*EXERCISE GOAL*: Only lines with the word "title" are needed; collect each of them from the listing below.

*EXERCISE MATERIAL*:
******************************

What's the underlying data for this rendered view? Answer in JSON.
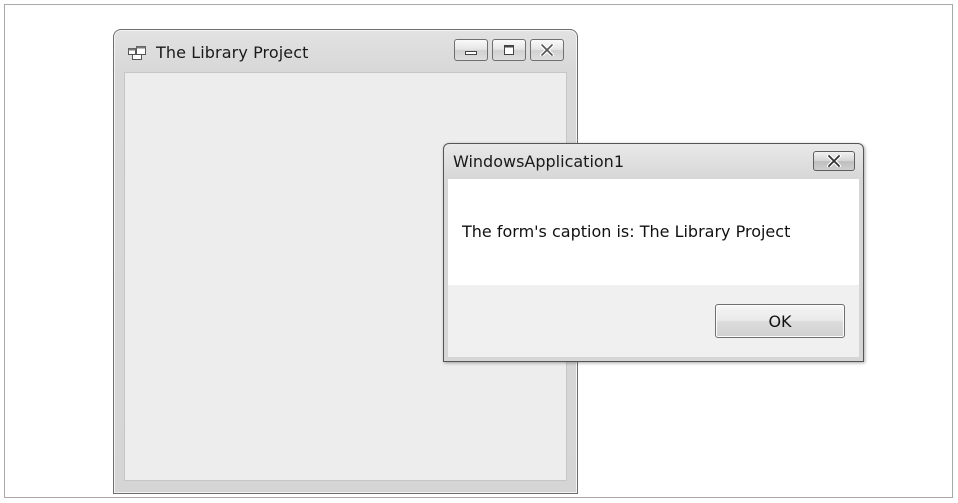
{
  "form_window": {
    "title": "The Library Project",
    "icon": "app-form-icon",
    "caption_buttons": [
      "minimize-icon",
      "maximize-icon",
      "close-icon"
    ]
  },
  "message_box": {
    "title": "WindowsApplication1",
    "text": "The form's caption is: The Library Project",
    "ok_label": "OK",
    "close_icon": "close-icon"
  }
}
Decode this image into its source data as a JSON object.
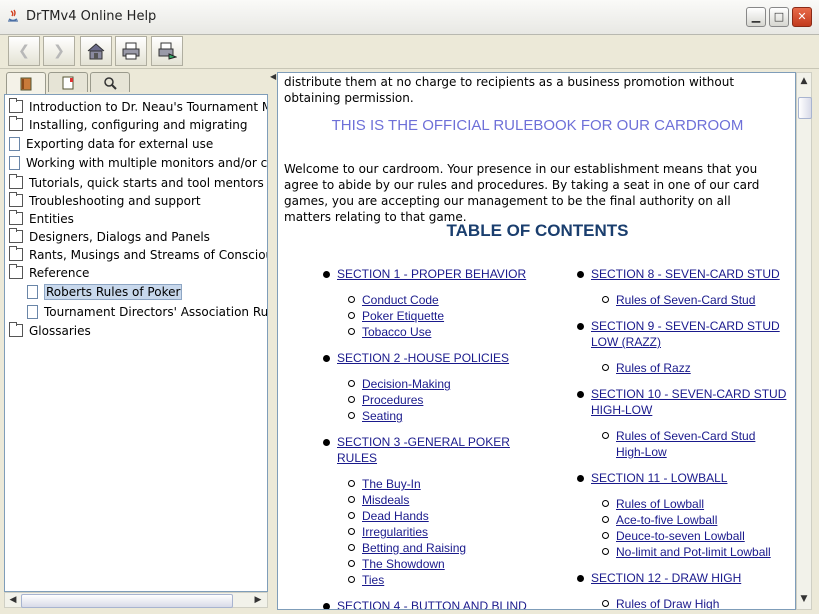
{
  "window": {
    "title": "DrTMv4 Online Help"
  },
  "toolbar": {
    "buttons": [
      {
        "name": "back-button",
        "icon": "arrow-left-icon"
      },
      {
        "name": "forward-button",
        "icon": "arrow-right-icon"
      },
      {
        "name": "home-button",
        "icon": "home-icon"
      },
      {
        "name": "print-button",
        "icon": "printer-icon"
      },
      {
        "name": "page-setup-button",
        "icon": "page-setup-icon"
      }
    ]
  },
  "nav_tabs": [
    "contents-icon",
    "index-icon",
    "search-icon"
  ],
  "tree": {
    "items": [
      {
        "label": "Introduction to Dr. Neau's Tournament Manager",
        "type": "folder"
      },
      {
        "label": "Installing, configuring and migrating",
        "type": "folder"
      },
      {
        "label": "Exporting data for external use",
        "type": "doc"
      },
      {
        "label": "Working with multiple monitors and/or computers",
        "type": "doc"
      },
      {
        "label": "Tutorials, quick starts and tool mentors",
        "type": "folder"
      },
      {
        "label": "Troubleshooting and support",
        "type": "folder"
      },
      {
        "label": "Entities",
        "type": "folder"
      },
      {
        "label": "Designers, Dialogs and Panels",
        "type": "folder"
      },
      {
        "label": "Rants, Musings and Streams of Consciousness",
        "type": "folder"
      },
      {
        "label": "Reference",
        "type": "folder"
      },
      {
        "label": "Roberts Rules of Poker",
        "type": "doc",
        "child": true,
        "selected": true
      },
      {
        "label": "Tournament Directors' Association Rules",
        "type": "doc",
        "child": true
      },
      {
        "label": "Glossaries",
        "type": "folder"
      }
    ]
  },
  "content": {
    "intro_text": "distribute them at no charge to recipients as a business promotion without obtaining permission.",
    "official_heading": "THIS IS THE OFFICIAL RULEBOOK FOR OUR CARDROOM",
    "welcome_text": "Welcome to our cardroom. Your presence in our establishment means that you agree to abide by our rules and procedures. By taking a seat in one of our card games, you are accepting our management to be the final authority on all matters relating to that game.",
    "toc_heading": "TABLE OF CONTENTS",
    "left_sections": [
      {
        "title": "SECTION 1 - PROPER BEHAVIOR",
        "subs": [
          "Conduct Code",
          "Poker Etiquette",
          "Tobacco Use"
        ]
      },
      {
        "title": "SECTION 2 -HOUSE POLICIES",
        "subs": [
          "Decision-Making",
          "Procedures",
          "Seating"
        ]
      },
      {
        "title": "SECTION 3 -GENERAL POKER RULES",
        "subs": [
          "The Buy-In",
          "Misdeals",
          "Dead Hands",
          "Irregularities",
          "Betting and Raising",
          "The Showdown",
          "Ties"
        ]
      },
      {
        "title": "SECTION 4 - BUTTON AND BLIND",
        "subs": []
      }
    ],
    "right_sections": [
      {
        "title": "SECTION 8 - SEVEN-CARD STUD",
        "subs": [
          "Rules of Seven-Card Stud"
        ]
      },
      {
        "title": "SECTION 9 - SEVEN-CARD STUD LOW (RAZZ)",
        "subs": [
          "Rules of Razz"
        ]
      },
      {
        "title": "SECTION 10 - SEVEN-CARD STUD HIGH-LOW",
        "subs": [
          "Rules of Seven-Card Stud High-Low"
        ]
      },
      {
        "title": "SECTION 11 - LOWBALL",
        "subs": [
          "Rules of Lowball",
          "Ace-to-five Lowball",
          "Deuce-to-seven Lowball",
          "No-limit and Pot-limit Lowball"
        ]
      },
      {
        "title": "SECTION 12 - DRAW HIGH",
        "subs": [
          "Rules of Draw High"
        ]
      }
    ]
  }
}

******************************

*SOLUTION FOR THIS PROBLEM*:
    "title": "The Library Project",
    "title": "WindowsApplication1",
    "title": "DrTMv4 Online Help"
        "title": "SECTION 1 - PROPER BEHAVIOR",
        "title": "SECTION 2 -HOUSE POLICIES",
        "title": "SECTION 3 -GENERAL POKER RULES",
        "title": "SECTION 4 - BUTTON AND BLIND",
        "title": "SECTION 8 - SEVEN-CARD STUD",
        "title": "SECTION 9 - SEVEN-CARD STUD LOW (RAZZ)",
        "title": "SECTION 10 - SEVEN-CARD STUD HIGH-LOW",
        "title": "SECTION 11 - LOWBALL",
        "title": "SECTION 12 - DRAW HIGH",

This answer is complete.